With the market scraping all-time highs—and dividend yields scraping historic lows—you’re probably thinking there’s nowhere you can find big, safe dividends with at least some price upside right now.
Well, you’re far from alone. The good news is, there’s still one place where the undervalued dividend payers you crave are common.
Today I’m going to show you exactly where to find these buys, in a sector rife with bargain-priced high dividends yielding all the way up to 12.5%. That’s more than 10X what the average S&P 500 stock pays.
Step 1 of Our Dividend Bargain Hunt: Step Back … Way Back
This gives us a nice opportunity to hone our value-seeking skills, too, by doing one of my favorite things—drilling down into the latest earnings numbers, which is something too few investors do. That’s too bad, because they’re readily available, and they’re a good first stop in our hunt for undervalued dividend payers.
Earnings Beat Back the Pandemic

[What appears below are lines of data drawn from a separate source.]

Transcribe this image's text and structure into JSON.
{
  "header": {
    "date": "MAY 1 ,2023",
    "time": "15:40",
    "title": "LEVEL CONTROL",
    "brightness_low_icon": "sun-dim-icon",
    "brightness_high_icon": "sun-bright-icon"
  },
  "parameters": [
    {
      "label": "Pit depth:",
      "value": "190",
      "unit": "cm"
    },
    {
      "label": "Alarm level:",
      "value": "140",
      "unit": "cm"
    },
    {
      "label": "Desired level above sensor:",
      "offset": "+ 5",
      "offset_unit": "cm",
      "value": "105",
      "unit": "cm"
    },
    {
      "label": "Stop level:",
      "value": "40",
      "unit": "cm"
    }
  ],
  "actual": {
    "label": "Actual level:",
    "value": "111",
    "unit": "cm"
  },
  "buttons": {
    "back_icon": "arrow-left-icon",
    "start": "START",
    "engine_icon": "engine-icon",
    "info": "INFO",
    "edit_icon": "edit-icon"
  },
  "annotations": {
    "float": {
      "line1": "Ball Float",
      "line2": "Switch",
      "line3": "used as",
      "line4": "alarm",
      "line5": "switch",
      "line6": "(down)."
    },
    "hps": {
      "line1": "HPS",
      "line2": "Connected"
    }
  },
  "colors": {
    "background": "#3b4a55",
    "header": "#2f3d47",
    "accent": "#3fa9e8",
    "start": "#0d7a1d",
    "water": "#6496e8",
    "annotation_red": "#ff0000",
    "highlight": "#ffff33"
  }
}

Earnings are up across the board in the fourth quarter, rising 2.9% overall—an exceptional performance given that lockdowns and social-distancing measures have hamstrung the economy. Minor declines in real estate and utilities, as well as big declines in industrials and energy, due mostly to the still-depressed price of oil, are the exceptions.
(Hint: keep an eye on real estate, with its barely noticeable loss above—that’s the first sign there could be value there.)
These numbers, by the way, help ease bubble worries, as a 2.9% earnings gain justifies the 5% rise we’ve seen in the S&P 500 this year, especially when you look forward—as the market always does.
What’s really getting markets pumped is the vaccine rollout, which, while not as fast as one would hope, is showing real progress. As I write, 70 million vaccines have been distributed, meaning some level of immunity will be available for 30% of the population, and we already have about a quarter of the country with some level of immunity from prior infection.
Vaccine Distribution Is Bullish for an Open Economy
The stock market loves this story, as it should; if companies could demonstrate revenue and earnings growth during a lockdown, with tourism down nearly 60% and unemployment still more than double what it was a year ago, shouldn’t companies demonstrate even more growth post-COVID?
This is driving enthusiasm and buying pressure, and the more vaccines are distributed, the more enthusiasm there will be. But there’s one sector where this enthusiasm is not translating into buying pressure—our not too hot, not too cold play from the earnings chart above.
Real Estate: The Last Stock-Market Bargain?
On paper, real estate has a lot going for it. Record-low interest rates mean real-estate firms (including publicly traded real estate investment trusts, or REITs) have access to cheap financing. And being one of the only sectors that hasn’t recovered since the pandemic started, going by the performance of the benchmark SPDR Dow Jones REIT ETF (RWR)
Of course, that should lead us to ask: why haven’t more people bought in already?
The answer goes back to that drop in earnings. Social distancing and the fear of shopping in stores are still hurting real estate, as well as things like eviction moratoriums. Those factors, in turn, have slowed investors’ move back into the sector.
But the fourth quarter has come and gone, and what really matters is how earnings will look in 2021. With vaccinations rising and experts now forecasting that vaccines will be available to the broader public by April, there’s reason to believe retail shops, restaurants and even movie theaters will be opening before the summer. That means real estate companies should have fewer problems collecting the rent, and they should see more demand for their properties, too. This reopening, combined with a low bar from the year-earlier period, should make their profits look very strong in the last half of 2021.
That makes now a good time to get in.
This 12.5% Dividend Is Still Available at a Discount
Most folks would simply buy in through RWR, but we’re CEF investors! We don’t settle for 3.7% yields like the ETF pays when it’s so easy to go one step further and grab ourselves in a huge 12.5% payout.
That gaudy payout comes to us from the Brookfield Real Assets Income Fund (RA). The CEF, which has seen its portfolio almost fully recover from the pandemic, splits its investments between “essential” REITs like cell-tower operator American Tower Corp
But despite its portfolio’s gains, RA still trades at a 4.1% discount to NAV as I write this, while RWR trades at no discount at all, because unlike CEFs, ETFs always trade at par. That makes the CEF option a no-brainer when investing in REITs or any other kind of stock or bond.
Michael Foster is the Lead Research Analyst for Contrarian Outlook. For more great income ideas, click here for our latest report “Indestructible Income: 5 Bargain Funds with Safe 8.3% Dividends.”